* What the task requires
The full listing, written out exactly and without images, is the expected result.
==*==
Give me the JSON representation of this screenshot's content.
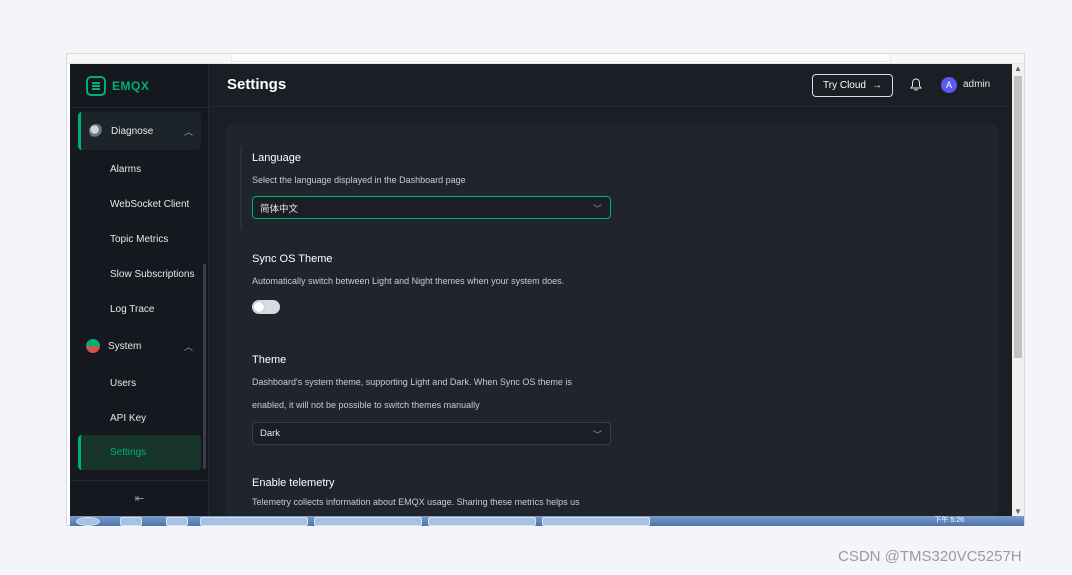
{
  "app": {
    "brand": "EMQX",
    "accent": "#00b173"
  },
  "sidebar": {
    "groups": [
      {
        "label": "Diagnose",
        "icon": "diagnose-icon"
      },
      {
        "label": "System",
        "icon": "system-icon"
      }
    ],
    "diagnose_items": [
      "Alarms",
      "WebSocket Client",
      "Topic Metrics",
      "Slow Subscriptions",
      "Log Trace"
    ],
    "system_items": [
      "Users",
      "API Key",
      "Settings"
    ],
    "active_item": "Settings",
    "collapse_icon": "collapse-sidebar-icon"
  },
  "header": {
    "title": "Settings",
    "try_cloud_label": "Try Cloud",
    "username": "admin",
    "avatar_letter": "A"
  },
  "settings": {
    "language": {
      "title": "Language",
      "description": "Select the language displayed in the Dashboard page",
      "value": "简体中文"
    },
    "sync_os_theme": {
      "title": "Sync OS Theme",
      "description": "Automatically switch between Light and Night themes when your system does.",
      "enabled": false
    },
    "theme": {
      "title": "Theme",
      "description_line1": "Dashboard's system theme, supporting Light and Dark. When Sync OS theme is",
      "description_line2": "enabled, it will not be possible to switch themes manually",
      "value": "Dark"
    },
    "telemetry": {
      "title": "Enable telemetry",
      "description": "Telemetry collects information about EMQX usage. Sharing these metrics helps us"
    }
  },
  "taskbar": {
    "clock": "下午 5:26"
  },
  "watermark": "CSDN @TMS320VC5257H"
}
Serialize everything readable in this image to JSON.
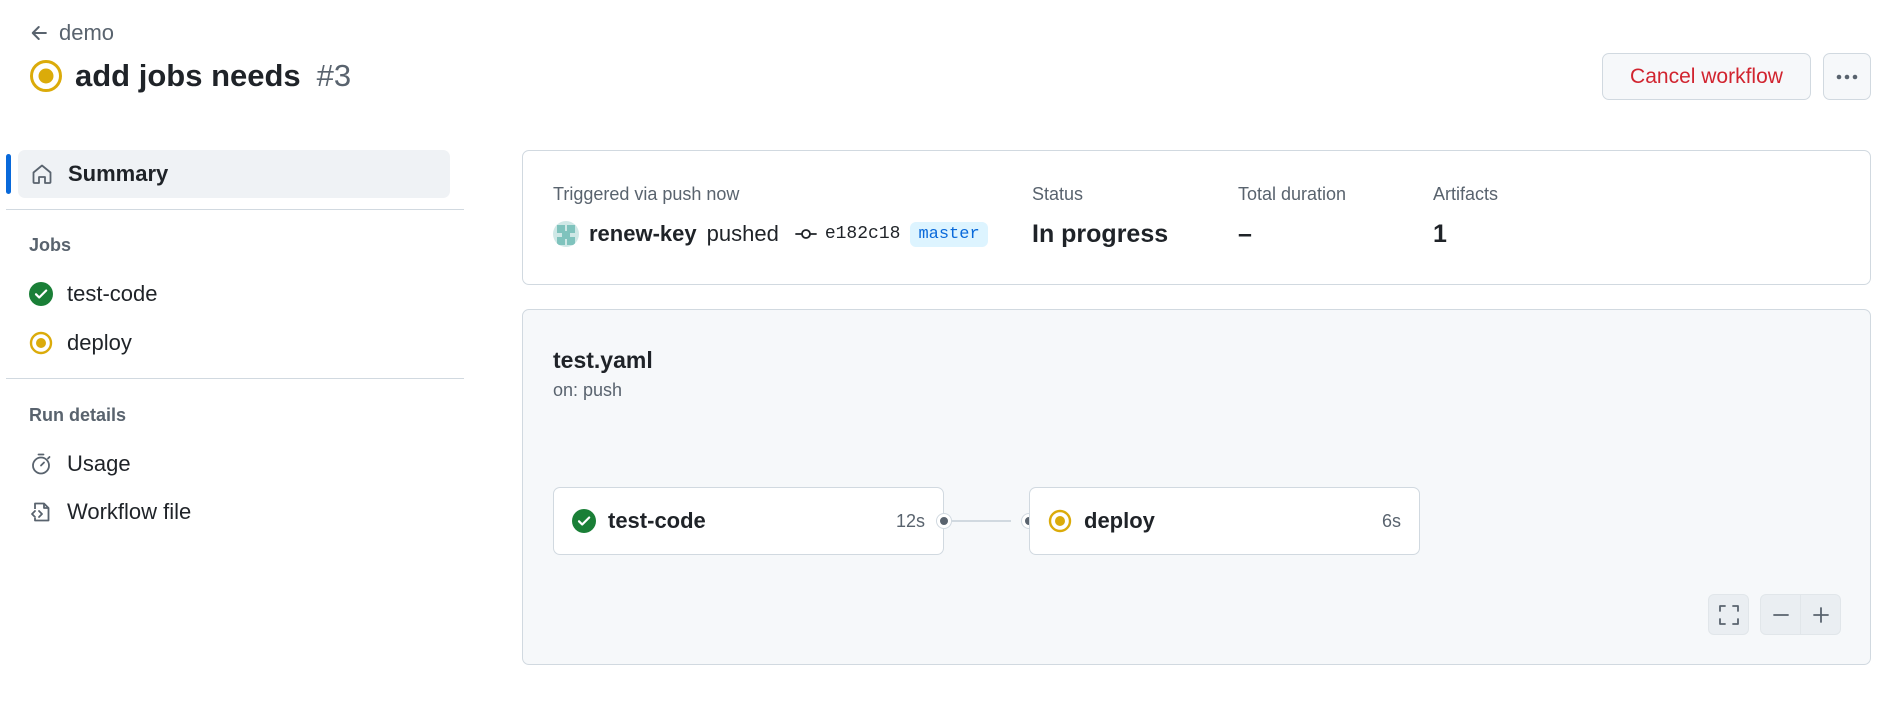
{
  "header": {
    "back_label": "demo",
    "title": "add jobs needs",
    "run_number": "#3",
    "cancel_label": "Cancel workflow"
  },
  "sidebar": {
    "summary_label": "Summary",
    "jobs_heading": "Jobs",
    "jobs": [
      {
        "label": "test-code",
        "status": "success"
      },
      {
        "label": "deploy",
        "status": "in-progress"
      }
    ],
    "run_details_heading": "Run details",
    "run_details": [
      {
        "label": "Usage",
        "icon": "stopwatch-icon"
      },
      {
        "label": "Workflow file",
        "icon": "file-code-icon"
      }
    ]
  },
  "summary": {
    "trigger_text": "Triggered via push now",
    "actor": "renew-key",
    "action": "pushed",
    "commit": "e182c18",
    "branch": "master",
    "status_label": "Status",
    "status_value": "In progress",
    "duration_label": "Total duration",
    "duration_value": "–",
    "artifacts_label": "Artifacts",
    "artifacts_value": "1"
  },
  "graph": {
    "workflow_file": "test.yaml",
    "trigger": "on: push",
    "jobs": [
      {
        "name": "test-code",
        "duration": "12s",
        "status": "success"
      },
      {
        "name": "deploy",
        "duration": "6s",
        "status": "in-progress"
      }
    ]
  },
  "colors": {
    "success": "#1a7f37",
    "in_progress": "#dbab0a",
    "danger": "#d1242f",
    "accent": "#0969da"
  }
}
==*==
* Written solution
Give me the JSON representation of this screenshot's content.
{
  "app": {
    "brand": "EMQX",
    "accent": "#00b173"
  },
  "sidebar": {
    "groups": [
      {
        "label": "Diagnose",
        "icon": "diagnose-icon"
      },
      {
        "label": "System",
        "icon": "system-icon"
      }
    ],
    "diagnose_items": [
      "Alarms",
      "WebSocket Client",
      "Topic Metrics",
      "Slow Subscriptions",
      "Log Trace"
    ],
    "system_items": [
      "Users",
      "API Key",
      "Settings"
    ],
    "active_item": "Settings",
    "collapse_icon": "collapse-sidebar-icon"
  },
  "header": {
    "title": "Settings",
    "try_cloud_label": "Try Cloud",
    "username": "admin",
    "avatar_letter": "A"
  },
  "settings": {
    "language": {
      "title": "Language",
      "description": "Select the language displayed in the Dashboard page",
      "value": "简体中文"
    },
    "sync_os_theme": {
      "title": "Sync OS Theme",
      "description": "Automatically switch between Light and Night themes when your system does.",
      "enabled": false
    },
    "theme": {
      "title": "Theme",
      "description_line1": "Dashboard's system theme, supporting Light and Dark. When Sync OS theme is",
      "description_line2": "enabled, it will not be possible to switch themes manually",
      "value": "Dark"
    },
    "telemetry": {
      "title": "Enable telemetry",
      "description": "Telemetry collects information about EMQX usage. Sharing these metrics helps us"
    }
  },
  "taskbar": {
    "clock": "下午 5:26"
  },
  "watermark": "CSDN @TMS320VC5257H"
}
Serialize everything readable in this image to JSON.
{
  "header": {
    "back_label": "demo",
    "title": "add jobs needs",
    "run_number": "#3",
    "cancel_label": "Cancel workflow"
  },
  "sidebar": {
    "summary_label": "Summary",
    "jobs_heading": "Jobs",
    "jobs": [
      {
        "label": "test-code",
        "status": "success"
      },
      {
        "label": "deploy",
        "status": "in-progress"
      }
    ],
    "run_details_heading": "Run details",
    "run_details": [
      {
        "label": "Usage",
        "icon": "stopwatch-icon"
      },
      {
        "label": "Workflow file",
        "icon": "file-code-icon"
      }
    ]
  },
  "summary": {
    "trigger_text": "Triggered via push now",
    "actor": "renew-key",
    "action": "pushed",
    "commit": "e182c18",
    "branch": "master",
    "status_label": "Status",
    "status_value": "In progress",
    "duration_label": "Total duration",
    "duration_value": "–",
    "artifacts_label": "Artifacts",
    "artifacts_value": "1"
  },
  "graph": {
    "workflow_file": "test.yaml",
    "trigger": "on: push",
    "jobs": [
      {
        "name": "test-code",
        "duration": "12s",
        "status": "success"
      },
      {
        "name": "deploy",
        "duration": "6s",
        "status": "in-progress"
      }
    ]
  },
  "colors": {
    "success": "#1a7f37",
    "in_progress": "#dbab0a",
    "danger": "#d1242f",
    "accent": "#0969da"
  }
}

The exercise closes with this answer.